= Beginning of Section =

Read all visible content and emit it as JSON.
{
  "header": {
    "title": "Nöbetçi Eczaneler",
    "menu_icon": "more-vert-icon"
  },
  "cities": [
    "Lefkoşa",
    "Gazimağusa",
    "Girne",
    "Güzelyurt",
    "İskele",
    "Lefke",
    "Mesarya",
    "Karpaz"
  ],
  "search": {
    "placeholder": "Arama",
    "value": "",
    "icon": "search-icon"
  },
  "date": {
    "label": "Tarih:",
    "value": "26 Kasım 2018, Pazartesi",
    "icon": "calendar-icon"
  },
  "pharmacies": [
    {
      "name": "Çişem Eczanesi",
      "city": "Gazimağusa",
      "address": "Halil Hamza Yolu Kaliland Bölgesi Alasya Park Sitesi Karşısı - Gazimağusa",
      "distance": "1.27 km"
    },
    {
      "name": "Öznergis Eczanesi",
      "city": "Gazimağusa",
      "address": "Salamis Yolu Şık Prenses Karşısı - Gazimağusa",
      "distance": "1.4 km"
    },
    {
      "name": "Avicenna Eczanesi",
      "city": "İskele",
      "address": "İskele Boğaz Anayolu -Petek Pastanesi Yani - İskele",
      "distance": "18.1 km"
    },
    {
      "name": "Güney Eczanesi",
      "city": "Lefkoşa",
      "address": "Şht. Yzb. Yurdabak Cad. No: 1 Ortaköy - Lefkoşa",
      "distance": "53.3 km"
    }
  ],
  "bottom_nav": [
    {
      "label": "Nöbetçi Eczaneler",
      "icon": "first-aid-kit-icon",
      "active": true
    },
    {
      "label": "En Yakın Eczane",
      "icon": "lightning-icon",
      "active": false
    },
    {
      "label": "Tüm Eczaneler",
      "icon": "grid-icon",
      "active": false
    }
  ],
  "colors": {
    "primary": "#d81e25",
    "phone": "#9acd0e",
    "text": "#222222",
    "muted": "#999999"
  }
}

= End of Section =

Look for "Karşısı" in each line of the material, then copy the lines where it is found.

Solution for this exercise:
      "address": "Halil Hamza Yolu Kaliland Bölgesi Alasya Park Sitesi Karşısı - Gazimağusa",
      "address": "Salamis Yolu Şık Prenses Karşısı - Gazimağusa",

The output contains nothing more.